## What is required:
Keep every line of the data below that has the string "included" and present those lines.

(Source data)
--*--

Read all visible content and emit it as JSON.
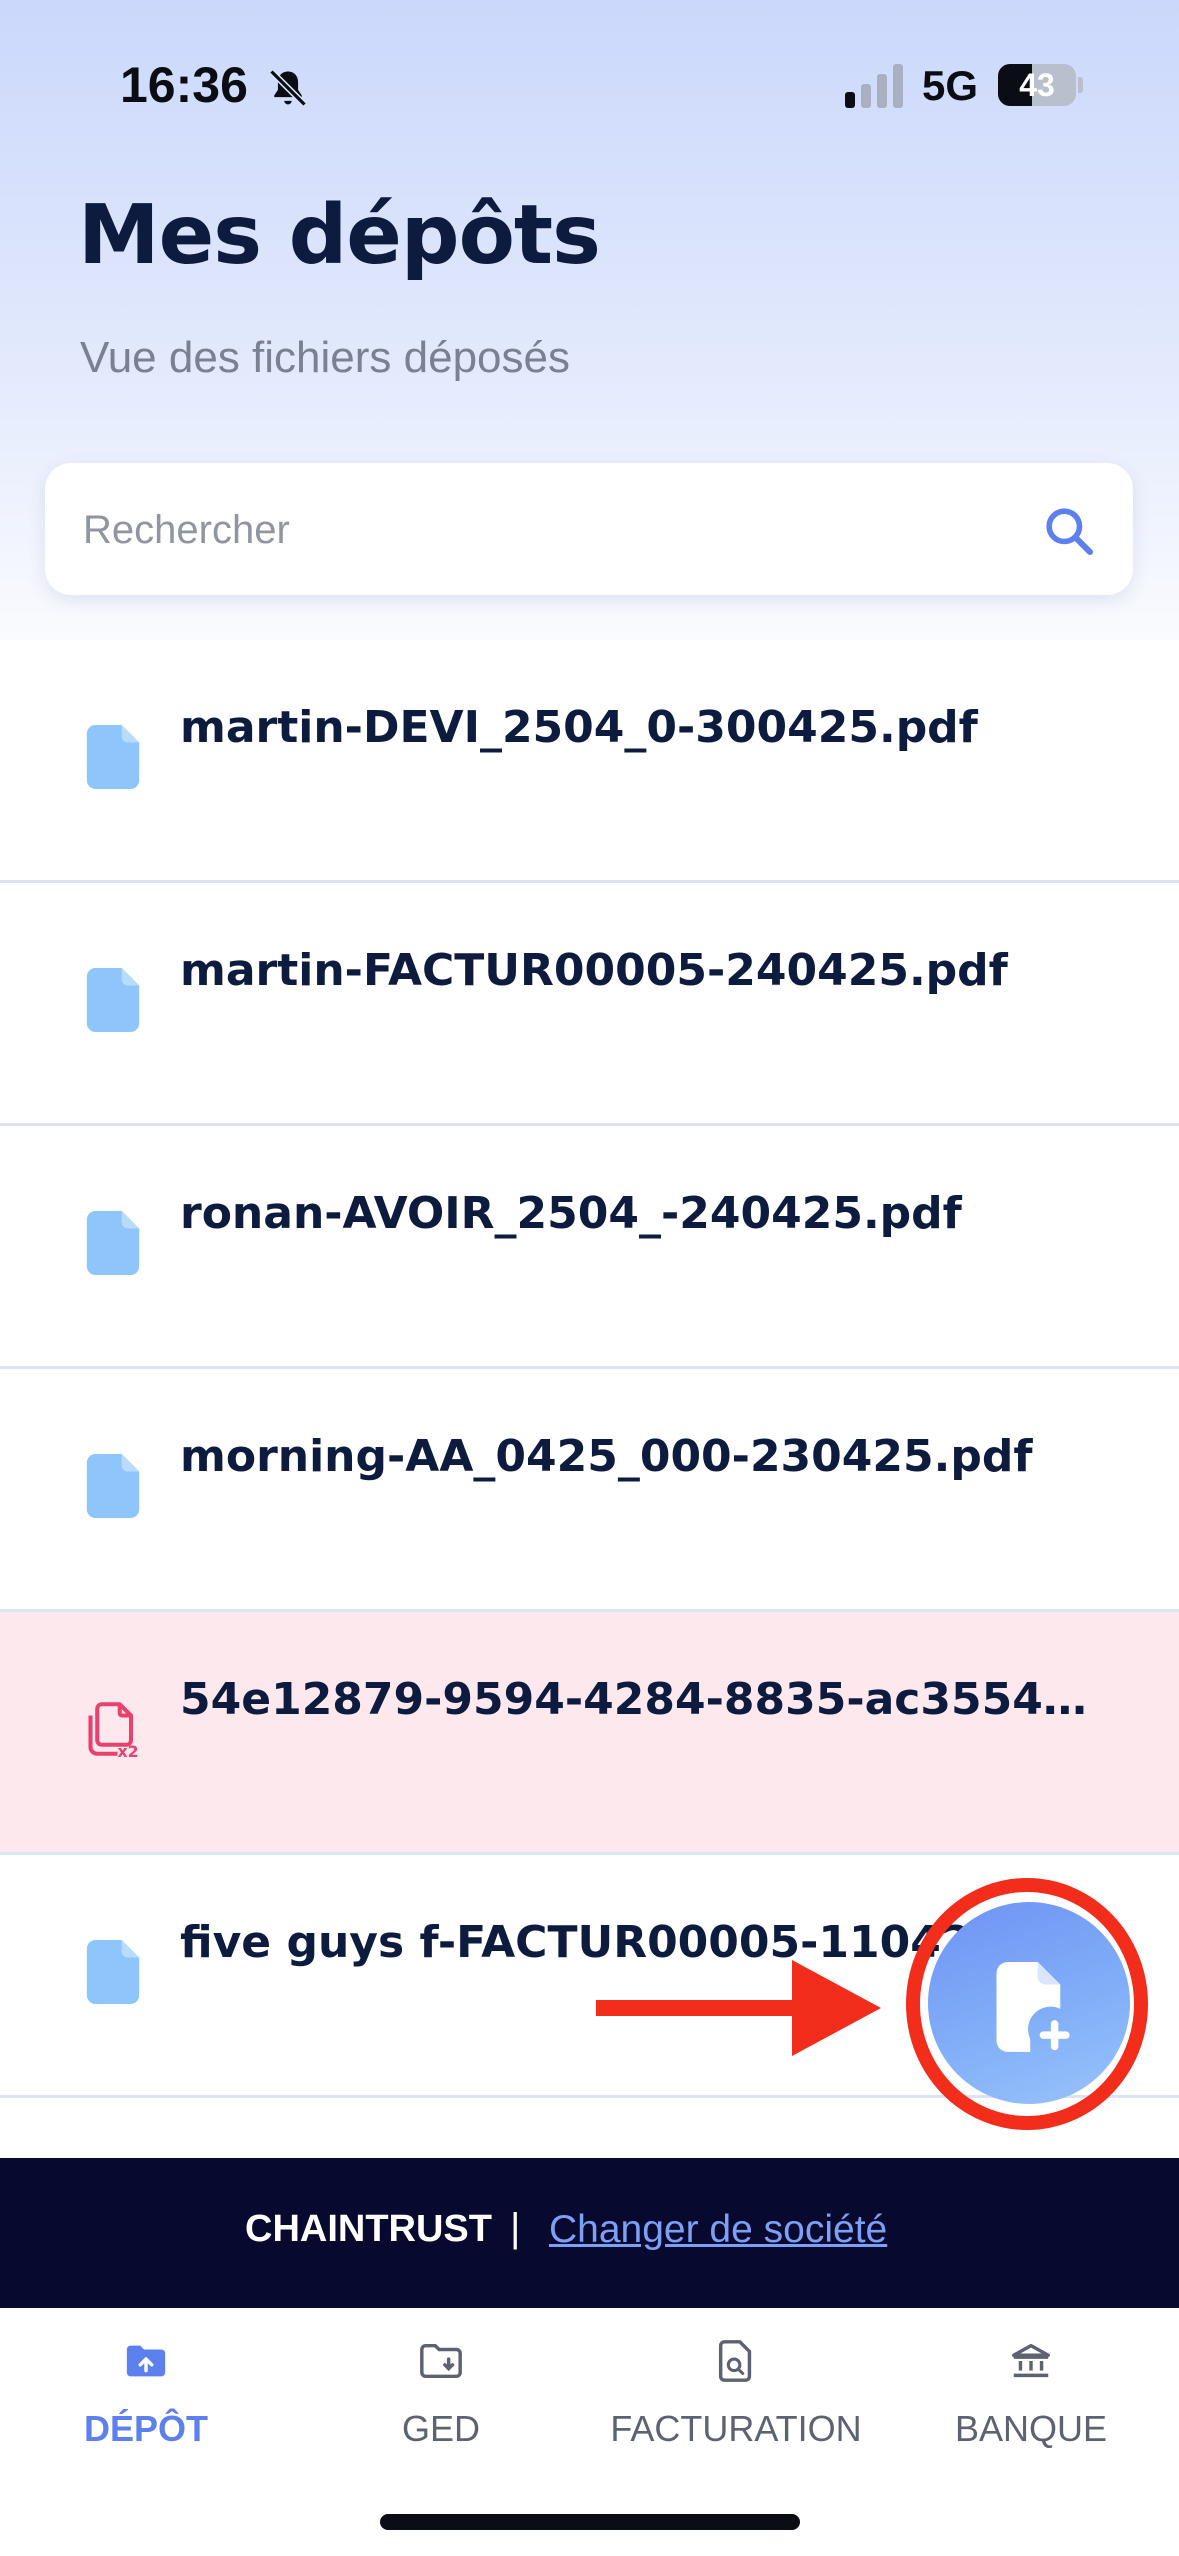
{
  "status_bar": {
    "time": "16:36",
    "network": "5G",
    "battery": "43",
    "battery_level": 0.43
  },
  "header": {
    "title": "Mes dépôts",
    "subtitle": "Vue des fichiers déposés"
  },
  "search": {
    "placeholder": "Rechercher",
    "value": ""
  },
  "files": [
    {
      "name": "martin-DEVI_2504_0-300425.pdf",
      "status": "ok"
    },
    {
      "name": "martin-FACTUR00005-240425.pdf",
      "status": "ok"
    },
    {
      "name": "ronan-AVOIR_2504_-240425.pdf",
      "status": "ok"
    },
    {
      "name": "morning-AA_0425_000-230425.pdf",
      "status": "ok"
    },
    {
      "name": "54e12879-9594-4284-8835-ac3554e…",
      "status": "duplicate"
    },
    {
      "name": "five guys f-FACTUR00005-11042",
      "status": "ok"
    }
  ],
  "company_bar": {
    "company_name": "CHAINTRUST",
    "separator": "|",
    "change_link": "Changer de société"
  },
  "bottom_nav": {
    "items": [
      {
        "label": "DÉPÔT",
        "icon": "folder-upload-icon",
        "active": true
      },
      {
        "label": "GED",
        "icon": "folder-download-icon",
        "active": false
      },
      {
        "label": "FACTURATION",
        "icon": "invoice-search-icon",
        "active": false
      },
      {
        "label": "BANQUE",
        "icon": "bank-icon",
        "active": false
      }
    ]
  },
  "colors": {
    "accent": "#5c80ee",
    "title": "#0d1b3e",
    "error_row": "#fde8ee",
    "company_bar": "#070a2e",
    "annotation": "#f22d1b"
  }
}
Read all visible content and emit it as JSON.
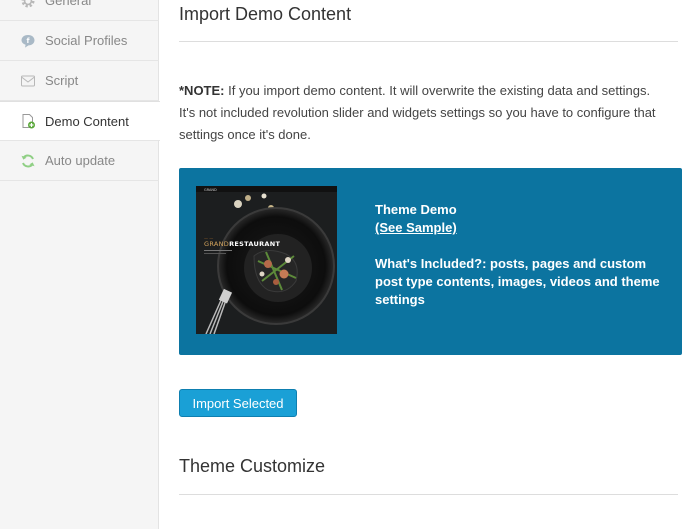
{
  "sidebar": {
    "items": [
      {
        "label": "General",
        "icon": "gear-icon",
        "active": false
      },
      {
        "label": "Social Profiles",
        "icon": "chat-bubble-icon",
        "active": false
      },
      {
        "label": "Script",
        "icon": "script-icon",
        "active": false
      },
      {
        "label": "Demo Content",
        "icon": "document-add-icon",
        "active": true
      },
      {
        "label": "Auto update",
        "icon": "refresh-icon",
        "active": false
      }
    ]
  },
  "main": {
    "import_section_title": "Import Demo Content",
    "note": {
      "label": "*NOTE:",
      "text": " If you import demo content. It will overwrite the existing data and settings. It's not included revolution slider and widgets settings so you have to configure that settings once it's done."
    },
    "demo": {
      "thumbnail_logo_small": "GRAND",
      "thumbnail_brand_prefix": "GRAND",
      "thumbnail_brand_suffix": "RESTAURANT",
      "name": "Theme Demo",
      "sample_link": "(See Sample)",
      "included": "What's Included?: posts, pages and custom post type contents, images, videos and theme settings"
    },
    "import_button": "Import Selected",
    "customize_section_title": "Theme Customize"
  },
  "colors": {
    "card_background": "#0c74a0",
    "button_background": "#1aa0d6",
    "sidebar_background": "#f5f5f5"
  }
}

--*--

## Your solution:
      "text": " If you import demo content. It will overwrite the existing data and settings. It's not included revolution slider and widgets settings so you have to configure that settings once it's done."
      "included": "What's Included?: posts, pages and custom post type contents, images, videos and theme settings"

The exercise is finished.